Photographer gives voice to Abandoned North Dakota.
For those who appreciate and are curious about churches, homes, schools and the like that are no longer occupied, they understand that, while those spots are termed “abandoned,” they remain full of stories told and muted, hopes lived and forgone and a silence that speaks only to those willing to turn a keen eye toward what remains.
When people like Minnetonka’s John Piepkorn enter places such as those, they do so in a way that allows the space to visually explain itself and the circumstances that led to its current incarnation. The author and photographer of Abandoned North Dakota: Glimpses of the Past (November 2020) has held a fascination with abandoned spaces since he was a child. “I attribute it to just being curious. Even as a child, it was fun to go and explore. Now, I just do it with a camera in a more organized fashion,” he says.
Over the last 25 years, Piepkorn has photographically documented hundreds of places, primarily in North Dakota, where he lived for a time and travels to often. “Each one has something worth documenting,” he says. “It’s a shame that so many places are abandoned and left to the elements. I like to commemorate them before they are gone forever.” The book includes 170 images, documenting over 100 places—churches, grain elevators, farmsteads, ghost towns, homes and schools.

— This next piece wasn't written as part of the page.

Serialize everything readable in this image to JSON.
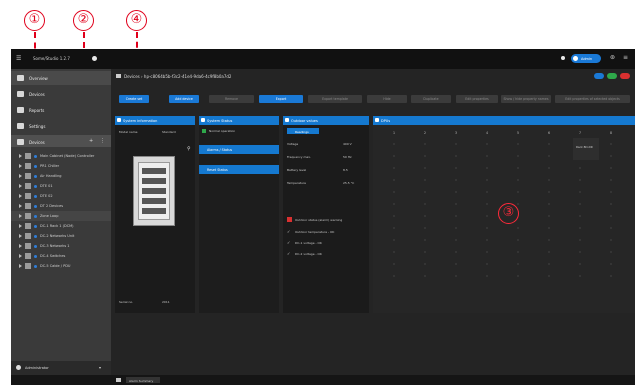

American photographer and environmentalist Ansel Adams, Piepkorn says, is an early influencer of his photography. “[He] is probably an influence to anyone that shoots landscapes, but he also did so much work on his images in the darkroom,” he says, also crediting Anthony Worobiec, a British photographer, who has photographed abandoned places across the western U.S.
While he captures what remains and utilizes image manipulation with his photography, Piepkorn also imagines what once was. “I try to imagine how it was when the inhabitants walked out for the last time,” he says. “… I’m always amazed at what people leave behind. I’ve visited a number of one room schoolhouses that still have writing on the chalkboard from 70 years ago, documenting the number of voters that used the school as a polling place. It’s always interesting to enter a ‘time capsule’ house, where there is still a jacket hanging on a nail by the door or food and dishes in the kitchen untouched for decades.”
Over the years, Piepkorn has seen his share of left-behind items: chrome decked stoves from the ‘40s and ‘50s, calendars from local implement dealers and a cigarette machine (30 cents a pack). “One of the saddest things I’ve found has been a small fenced-in grave plot, where two infant girls were buried in the yard of a farmstead back in 1913,” he says.
While items offer small windows into long ago lives, Piepkorn has, on occasion, learned more. “I sometimes hear from people that attended a schoolhouse or church that I’ve posted and, once in a while, from relatives of the families that occupied particular homes,” he says. “Most of the time, an elderly person passes on, and no relative wants to live in an older home. Other times, the fact that a farm of 160 acres was not profitable enough to sustain a family caused people to sell, and the house became abandoned as part of another farmer’s fields.”
Of all the spaces Piepkorn has photographed, he says it’s difficult to choose a favorite. “If I had to pick a favorite just for its locale, I would pick one on the schools I photographed in [northwest] corner of North Dakota,” he says. “It was so close to Canada my phone was saying, ‘Welcome to Canada,’ and it was all by itself on the prairie—set against a beautiful blue sky with some wispy clouds.”
Piepkorn has had three exhibitions of his work at the Hopkins Center for the Arts and hopes to do so again. He also is working on a proposal for Abandoned South Dakota.